What is the role of newspapers in rural Minnesota
Have you read a newspaper lately? Was it your local newspaper? Was it in print or online?
I’m fortunate to have a daily, regional newspaper delivered to my door every day. I also have two neighboring community newspapers delivered weekly.
Why do I spend this money? It is my connection to my community and local news. I can go online at any time and find out what is going on in pop culture and national politics, but I still rely on my daily and weekly printed newspapers for the majority of my local news.
But I’m part of a growing minority.
The trend is going toward online publication more every single day. I, too, get a great deal of my news online. It is quick and easy to get, but I still prefer a printed newspaper. There is just something about those pages of newsprint that I adore.
This past fall I was in Benson, Minnesota, visiting one of our board members, Reed Anfinson. He is the longtime publisher of the Swift County Monitor-News and a true advocate for rural Minnesota. As Reed and I sat chatting in his office, he made an observation that I found profound.

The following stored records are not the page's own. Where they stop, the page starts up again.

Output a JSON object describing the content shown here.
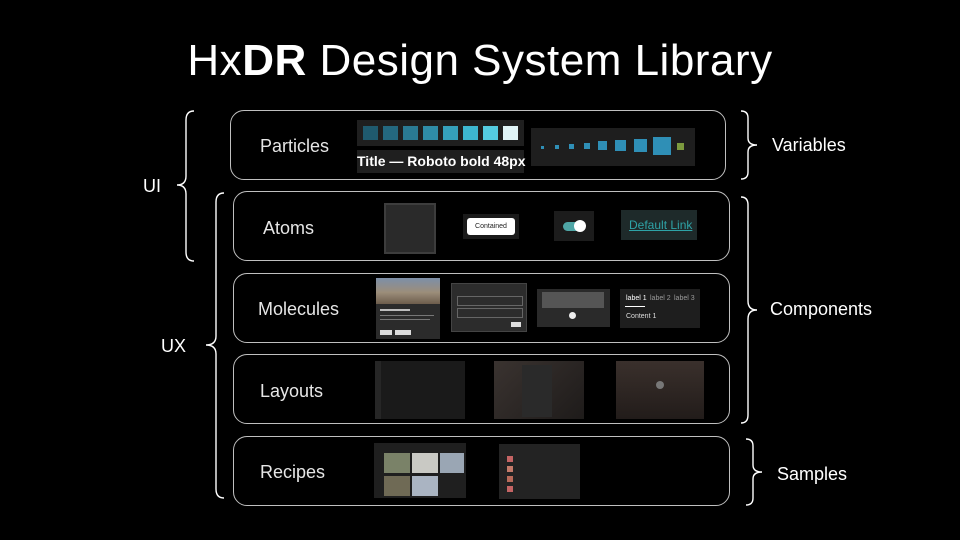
{
  "title": {
    "prefix": "Hx",
    "bold": "DR",
    "rest": " Design System Library"
  },
  "rows": [
    {
      "label": "Particles"
    },
    {
      "label": "Atoms"
    },
    {
      "label": "Molecules"
    },
    {
      "label": "Layouts"
    },
    {
      "label": "Recipes"
    }
  ],
  "groups": {
    "ui": "UI",
    "ux": "UX",
    "variables": "Variables",
    "components": "Components",
    "samples": "Samples"
  },
  "thumbnails": {
    "typography_sample": "Title — Roboto bold 48px",
    "atom_button": "Contained",
    "atom_link": "Default Link",
    "tabs": [
      "label 1",
      "label 2",
      "label 3"
    ],
    "tab_content": "Content 1"
  },
  "colors": {
    "background": "#000000",
    "border": "#bfbfbf",
    "accent": "#2ea3a7",
    "swatches": [
      "#1f5a6e",
      "#24687f",
      "#2a7a93",
      "#2f8ca7",
      "#35a0bb",
      "#3db6cf",
      "#54cbe0",
      "#dff3f6"
    ]
  }
}
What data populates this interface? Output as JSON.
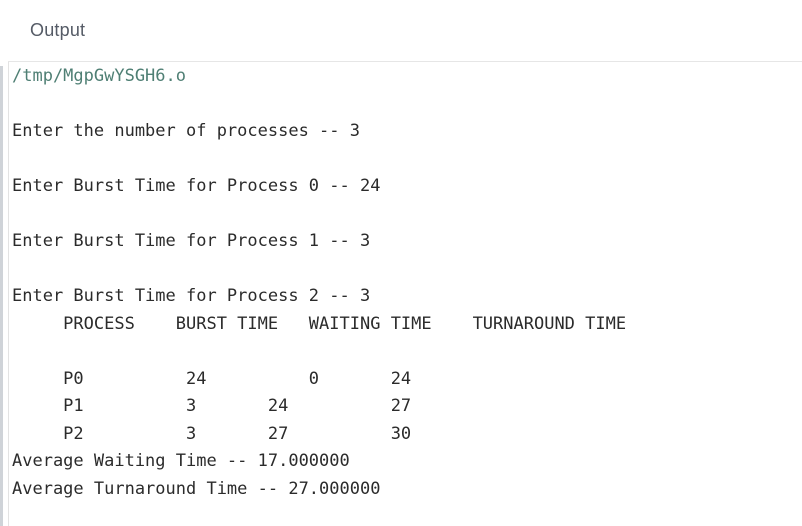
{
  "panel": {
    "title": "Output"
  },
  "console": {
    "lines": [
      {
        "text": "/tmp/MgpGwYSGH6.o"
      },
      {
        "text": "Enter the number of processes -- 3"
      },
      {
        "text": "Enter Burst Time for Process 0 -- 24"
      },
      {
        "text": "Enter Burst Time for Process 1 -- 3"
      },
      {
        "text": "Enter Burst Time for Process 2 -- 3"
      },
      {
        "text": "     PROCESS    BURST TIME   WAITING TIME    TURNAROUND TIME"
      },
      {
        "text": "     P0          24          0       24"
      },
      {
        "text": "     P1          3       24          27"
      },
      {
        "text": "     P2          3       27          30"
      },
      {
        "text": "Average Waiting Time -- 17.000000"
      },
      {
        "text": "Average Turnaround Time -- 27.000000"
      }
    ]
  }
}
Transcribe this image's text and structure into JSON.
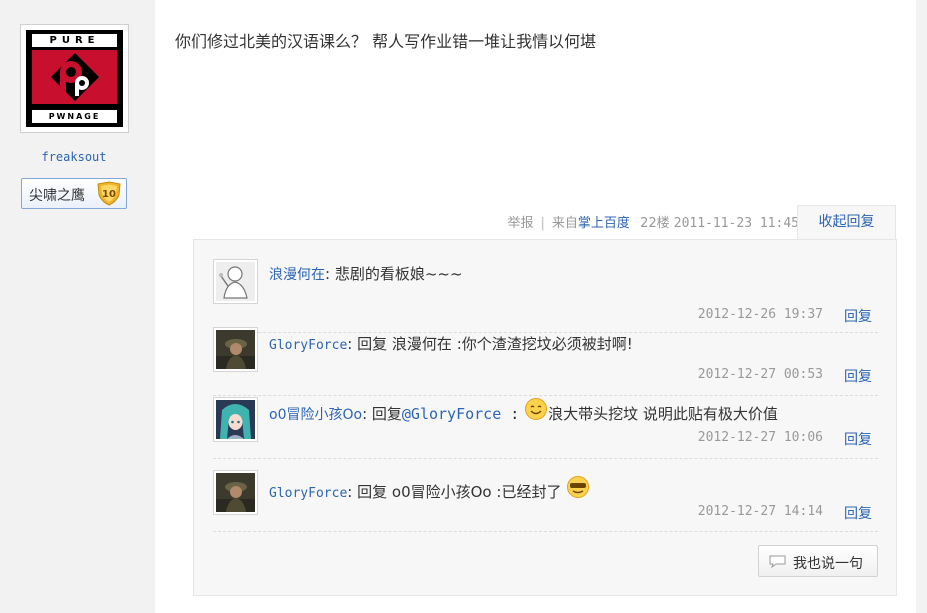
{
  "author": {
    "name": "freaksout",
    "logo_text_top": "PURE",
    "logo_text_bottom": "PWNAGE",
    "level_title": "尖啸之鹰",
    "level": "10"
  },
  "post": {
    "text": "你们修过北美的汉语课么？  帮人写作业错一堆让我情以何堪",
    "report_label": "举报",
    "source_prefix": "来自",
    "source_link": "掌上百度",
    "floor": "22楼",
    "timestamp": "2011-11-23 11:45",
    "collapse_label": "收起回复"
  },
  "replies": [
    {
      "user": "浪漫何在",
      "body": "悲剧的看板娘~~~",
      "time": "2012-12-26 19:37",
      "reply_label": "回复",
      "avatar_icon": "sketch-figure-avatar"
    },
    {
      "user": "GloryForce",
      "prefix": "回复",
      "mention": "浪漫何在",
      "body": " :你个渣渣挖坟必须被封啊!",
      "time": "2012-12-27 00:53",
      "reply_label": "回复",
      "avatar_icon": "soldier-avatar"
    },
    {
      "user": "o0冒险小孩Oo",
      "prefix": "回复",
      "mention": "@GloryForce",
      "sep": " :",
      "body": "浪大带头挖坟 说明此贴有极大价值",
      "time": "2012-12-27 10:06",
      "reply_label": "回复",
      "avatar_icon": "anime-girl-avatar",
      "emoji": "smile-emoji"
    },
    {
      "user": "GloryForce",
      "prefix": "回复",
      "mention": "o0冒险小孩Oo",
      "body": " :已经封了",
      "time": "2012-12-27 14:14",
      "reply_label": "回复",
      "avatar_icon": "soldier-avatar",
      "emoji": "cool-emoji"
    }
  ],
  "say_button": "我也说一句",
  "colors": {
    "link": "#2d64b3",
    "muted": "#999999",
    "logo_red": "#c8102e",
    "badge_gold": "#f0b429"
  }
}
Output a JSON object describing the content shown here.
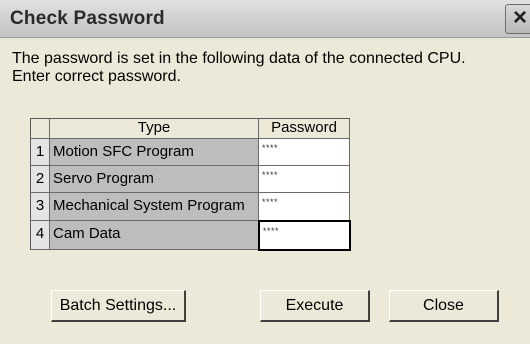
{
  "dialog": {
    "title": "Check Password",
    "message_line1": "The password is set in the following data of the connected CPU.",
    "message_line2": "Enter correct password."
  },
  "table": {
    "headers": {
      "type": "Type",
      "password": "Password"
    },
    "rows": [
      {
        "num": "1",
        "type": "Motion SFC Program",
        "password": "****"
      },
      {
        "num": "2",
        "type": "Servo Program",
        "password": "****"
      },
      {
        "num": "3",
        "type": "Mechanical System Program",
        "password": "****"
      },
      {
        "num": "4",
        "type": "Cam Data",
        "password": "****"
      }
    ]
  },
  "buttons": {
    "batch": "Batch Settings...",
    "execute": "Execute",
    "close": "Close",
    "title_close": "×"
  },
  "colors": {
    "dialog_background": "#ece9d8",
    "type_cell": "#bdbdbd",
    "password_cell": "#ffffff"
  },
  "icons": {
    "title_close": "close-icon"
  }
}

“You can tell how healthy a community is by their newspaper. If they don’t have a local newspaper, then Main Street is probably suffering greatly, which means that people are moving away.”
I had never thought of a local newspaper being such an important part of a rural community.
I have always taken my local newspapers for granted. They were always there giving me updates from the local school board meeting, congratulating local students on their accomplishments and having an editorial section that I may or may not agree with. I never thought about there not being a local newspaper.
Reed went on: “Without our newspaper, we don’t have the stories that draw us together as a community with a shared sense of responsibility and purpose.”
That really struck a chord with me. Who else is going to report on city council meetings? Who is going to report on Main Street businesses and their success or failure? Where will I find out the sales going on at local stores?
I would like to think that I would check these stories out online, but in reality, I won’t. I’ll click on the one article I am interested in and ignore everything else on the site.
With a print newspaper, I have a whole buffet of stories in front of me to read. I might or might not read all of them, but I can guarantee you that I will probably learn something new that I wasn’t expecting to learn, or I might decide to go shopping at a local business because I saw their advertisement.
When you think about rural Minnesota, I encourage you to think about your local newspaper as well. There is so much angst about “fake news” and a disdain for the media across the country.
Through it all, local newspapers continue to report the news of the area, so that we as readers can stay informed and connected to our local community. When you support your local newspaper, you are also supporting your community.
I encourage you to watch these episodes on rural newspapers on Pioneer Public Television.
The Center for Rural Policy and Development is a non-partisan, not-for-profit policy research organization dedicated to benefiting Minnesota by providing its policy makers with unbiased information and evaluation of issues from a rural perspective